1953 after the East Coast floods. Much of the wood on the promenade near the big dipper had come from the amusement arcades built out over the beach which were completely demolished in the storm.

Flooding is not new to us and in the past 100 years, flood events have occurred in 1919, 1920, 1938, 1953, 1973, 1976 and 1978.

But the worst of all was in 1953.

The 1950’s showed much promise and the first two years showed record crowds in Cleethorpes. Our North Promenade was crowded with thousands of visitors. The weather was generally very good indeed, petrol rationing was now a thing of the past and there was much to celebrate.

We joined in the National celebrations for the Festival of Britain in 1951 and the resort marvelled at various small models of the Skylon, which was a futuristic , cigar shaped object which apparently floated above the ground about  300ft high, at the side of the Thames, and which became the symbol of that festival.

The joke around our area at the time was that it was like the people of Grimsby, ‘It had no visible means of support’.  No doubt Grimsby comics said the same about Cleethorpes.  Though the truth was that Cleethorpes economically was doing rather well. At least until January 1953.

North Prom storm damage Cleethorpes 1953

North Prom storm damage Cleethorpes 1953

Then came the North Sea Surge.  This caused flooding over the entire East coast.  As far as our area went, the sea broke through the sea wall between Suggitt’s Lane and Fuller Street.  The railway line was badly damaged, the North Promenade road surface was destroyed and Wonderland together with the shops and amusement arcades on the front were all badly flooded.

Buildings and stalls built on the sands such as the Arcadia were so badly damaged,  that the remnants had to be dismantled altogether.  The North sands themselves were littered with broken slot machines, and the remains of ice-cream and confectionary outlets.

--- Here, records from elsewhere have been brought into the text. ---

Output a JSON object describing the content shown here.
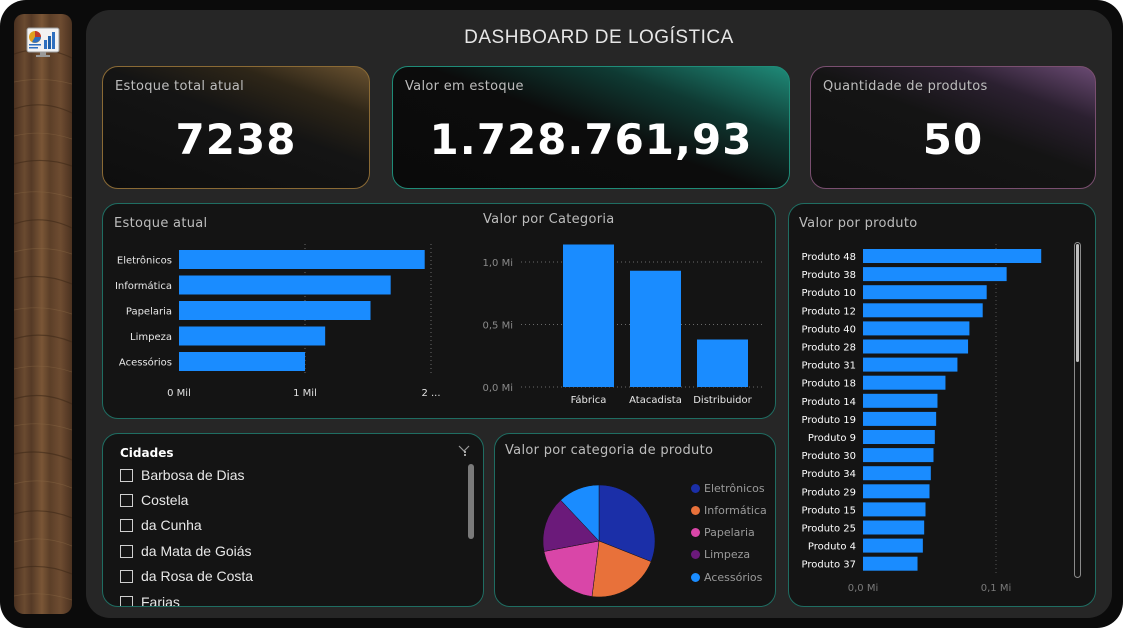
{
  "dashboard": {
    "title": "DASHBOARD DE LOGÍSTICA"
  },
  "sidebar": {
    "logo_icon": "dashboard-report-icon"
  },
  "kpis": [
    {
      "label": "Estoque total atual",
      "value": "7238",
      "accent": "#8a6a35"
    },
    {
      "label": "Valor em estoque",
      "value": "1.728.761,93",
      "accent": "#1f8c78"
    },
    {
      "label": "Quantidade de produtos",
      "value": "50",
      "accent": "#7a4f70"
    }
  ],
  "colors": {
    "bar": "#1a8cff",
    "panel_border": "#1f6d62",
    "background": "#262626"
  },
  "chart_data": [
    {
      "type": "bar",
      "orientation": "horizontal",
      "title": "Estoque atual",
      "categories": [
        "Eletrônicos",
        "Informática",
        "Papelaria",
        "Limpeza",
        "Acessórios"
      ],
      "values": [
        1950,
        1680,
        1520,
        1160,
        1000
      ],
      "xlim": [
        0,
        2000
      ],
      "xticks": [
        0,
        1000,
        2000
      ],
      "xtick_labels": [
        "0 Mil",
        "1 Mil",
        "2 ..."
      ],
      "grid": true
    },
    {
      "type": "bar",
      "title": "Valor por Categoria",
      "categories": [
        "Fábrica",
        "Atacadista",
        "Distribuidor"
      ],
      "values": [
        1.14,
        0.93,
        0.38
      ],
      "ylim": [
        0,
        1.0
      ],
      "yticks": [
        0,
        0.5,
        1.0
      ],
      "ytick_labels": [
        "0,0 Mi",
        "0,5 Mi",
        "1,0 Mi"
      ],
      "grid": true
    },
    {
      "type": "bar",
      "orientation": "horizontal",
      "title": "Valor por produto",
      "categories": [
        "Produto 48",
        "Produto 38",
        "Produto 10",
        "Produto 12",
        "Produto 40",
        "Produto 28",
        "Produto 31",
        "Produto 18",
        "Produto 14",
        "Produto 19",
        "Produto 9",
        "Produto 30",
        "Produto 34",
        "Produto 29",
        "Produto 15",
        "Produto 25",
        "Produto 4",
        "Produto 37"
      ],
      "values": [
        0.134,
        0.108,
        0.093,
        0.09,
        0.08,
        0.079,
        0.071,
        0.062,
        0.056,
        0.055,
        0.054,
        0.053,
        0.051,
        0.05,
        0.047,
        0.046,
        0.045,
        0.041
      ],
      "xlim": [
        0,
        0.1
      ],
      "xticks": [
        0,
        0.1
      ],
      "xtick_labels": [
        "0,0 Mi",
        "0,1 Mi"
      ],
      "grid": true
    },
    {
      "type": "pie",
      "title": "Valor por categoria de produto",
      "categories": [
        "Eletrônicos",
        "Informática",
        "Papelaria",
        "Limpeza",
        "Acessórios"
      ],
      "values": [
        31,
        21,
        20,
        16,
        12
      ],
      "colors": [
        "#1b2fa8",
        "#e8713a",
        "#d946a8",
        "#6b1a7a",
        "#1a8cff"
      ],
      "legend": "right"
    }
  ],
  "cities": {
    "title": "Cidades",
    "items": [
      "Barbosa de Dias",
      "Costela",
      "da Cunha",
      "da Mata de Goiás",
      "da Rosa de Costa",
      "Farias"
    ]
  }
}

Our seaside economy lay in ruins.

As regards our residents, when the sea defenses were broken, the sea raged down Suggitt’s Lane flooding everything in its path. Soon Oliver Street and Wilson Street were next and eventually the sea reached Grimsby Road.   Ellision Street and Tennyson Road soon followed and hundreds of residents had water inside their houses and were forced to retreat upstairs, dragging what belongings they could save, behind them.

It was accepted that up to that time, this was the worst flood to hit our area ever. Work started immediately to repair the damage and clear the wreckage. The race was on to open the area in time for the holiday season. Jobs and local income depended on it.

Surprisingly, much was accomplished in the time and various new festivities were successfully organised. For example the Coronation of our Queen occurred on the 2nd June that year and we enjoyed a full week of celebration, culminating with a huge event at Blundell Park. It was a Grand Coronation Display and Searchlight Tattoo.  It was a huge success.

A much later flooding in 1978 saw a repeat, with water again pouring down Suggitt’s Lane and Oliver Street with people taking refuge upstairs and having considerable damage to their belongings.  A total of 402 houses were flooded. This event at last, saw the need for building the new sea defense.

The Anglian Water company then built a new sea wall the length of the coast, between Wonderland and the Grimsby docks in an effort to prevent further episodes of this nature.

Then again more recently, the latest improvements to the sea wall include a new flood defense near Blundell Park, all of which is part of a £20 million pound scheme, being carried out by the Environment Agency, in partnership with ABP, and the Council, to reduce risk to 14000 homes in the area.

Nevertheless as with past years, many residents are well aware of the increasing problems of living in an area, that for years has been considered a flood risk and though grateful for these measures, do not believe that this is a total end to the problem.

Time will tell.